Jalapeno peppers are a spicy favorite. They’ve got a good amount of bite to them without being unbearably hot. But are they okay with a keto diet? Here’s what you need to know.
Jalapenos are small spicy peppers. They are usually picked prematurely, which is why most people are familiar with green jalapenos, but they turn red if left on the plant. Red jalapenos, though not as popular, are a little sweeter, but still have a lot of kick.
Yes, jalapenos are keto-friendly, but just like anything else, you have to make sure you’re counting your macros. Because jalapeno peppers are so hot, most people don’t eat as large a portion size as, say, a bell pepper, so portion size is not usually a problem when you use them in a low carb recipe.
One regular jalapeno pepper has about 0.5g net carbs if eaten raw. Keep in mind that this is the amount for a fresh, raw jalapeno. These peppers are also commonly sold pickled, and some of the brines used may contain more sugar than others.
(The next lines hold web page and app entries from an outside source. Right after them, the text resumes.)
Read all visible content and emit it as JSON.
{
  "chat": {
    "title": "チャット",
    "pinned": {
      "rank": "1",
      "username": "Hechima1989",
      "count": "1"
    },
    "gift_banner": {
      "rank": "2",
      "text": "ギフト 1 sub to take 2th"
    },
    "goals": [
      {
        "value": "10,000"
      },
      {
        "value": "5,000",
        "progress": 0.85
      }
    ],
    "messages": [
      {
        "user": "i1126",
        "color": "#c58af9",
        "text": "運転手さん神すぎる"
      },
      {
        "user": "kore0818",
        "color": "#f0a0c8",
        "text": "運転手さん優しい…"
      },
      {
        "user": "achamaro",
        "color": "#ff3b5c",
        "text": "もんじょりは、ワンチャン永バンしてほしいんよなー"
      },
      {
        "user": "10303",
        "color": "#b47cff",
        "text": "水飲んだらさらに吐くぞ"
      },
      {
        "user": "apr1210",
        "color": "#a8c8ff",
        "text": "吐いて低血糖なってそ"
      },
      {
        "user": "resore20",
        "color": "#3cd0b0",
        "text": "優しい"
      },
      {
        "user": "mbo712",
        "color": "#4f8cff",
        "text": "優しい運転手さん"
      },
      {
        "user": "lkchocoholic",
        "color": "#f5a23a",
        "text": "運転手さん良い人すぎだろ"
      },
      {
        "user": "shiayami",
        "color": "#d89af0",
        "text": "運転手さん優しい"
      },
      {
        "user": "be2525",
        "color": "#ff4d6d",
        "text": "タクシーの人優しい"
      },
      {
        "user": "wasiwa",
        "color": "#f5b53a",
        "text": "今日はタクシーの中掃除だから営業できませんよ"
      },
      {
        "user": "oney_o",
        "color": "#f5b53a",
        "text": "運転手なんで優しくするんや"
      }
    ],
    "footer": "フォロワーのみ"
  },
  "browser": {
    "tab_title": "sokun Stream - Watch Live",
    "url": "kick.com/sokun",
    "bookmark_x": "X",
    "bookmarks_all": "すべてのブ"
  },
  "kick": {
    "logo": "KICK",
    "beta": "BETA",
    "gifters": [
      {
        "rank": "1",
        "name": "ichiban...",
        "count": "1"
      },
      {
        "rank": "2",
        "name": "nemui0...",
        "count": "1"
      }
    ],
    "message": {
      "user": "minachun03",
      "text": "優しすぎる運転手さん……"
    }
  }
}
Still, this shouldn’t be enough to add too many carbs. Generally, a serving size of pickled jalapenos has 1g net carbs.
There are many benefits to eating jalapenos. Some evidence indicates that these spicy peppers may boost metabolism, help you lose weight, fight infection, and improve heart health.
Jalapenos also contain capsaicin, which is shown to potentially prevent cancer and act as a natural pain remover.
The biggest downside of eating jalapenos is that they are very spicy. Not only can this cause upset stomach or heartburn, but you also have to be really careful when preparing them for your meal.
When preparing jalapenos, wear gloves so that spicy compounds do not get on your skin. If this happens and you forget and touch your eye, you will experience a lot of pain.
To tone down the spice a bit, remove the white membranes inside the pepper as this is where the majority of the spiciness is. If you eat jalapenos and find them to be too spicy, drink some milk. Be careful with how much you’re drinking as it could affect your ketosis, but milk will help soothe the heat.
Jalapenos can also exacerbate heartburn and IBS, especially for people with these conditions who don’t eat the peppers often.
There are a lot of ways to eat jalapenos. An easy thing to do is to substitute jalapenos for bell peppers in recipes, one jalapeno for one bell pepper. You can add sliced or diced jalapenos to the tops of salads, use them to infuse olive oils, add them into an omelet, or stuff them with meat and cheese.
Jalapeno popper recipes are one of the most popular ways to enjoy jalapenos, but they are usually breaded and deep-fried, adding too many unnecessary carbs. Air fryer jalapeno poppers are great spicy food and a good alternative to the deep-fried option. Just cut the jalapeno in half, stuff it with cream cheese and crumbled bacon and green onion, bread it with an almond flour and cheddar cheese mixture, and air fry. You can also place them on a baking sheet and cook them in the oven.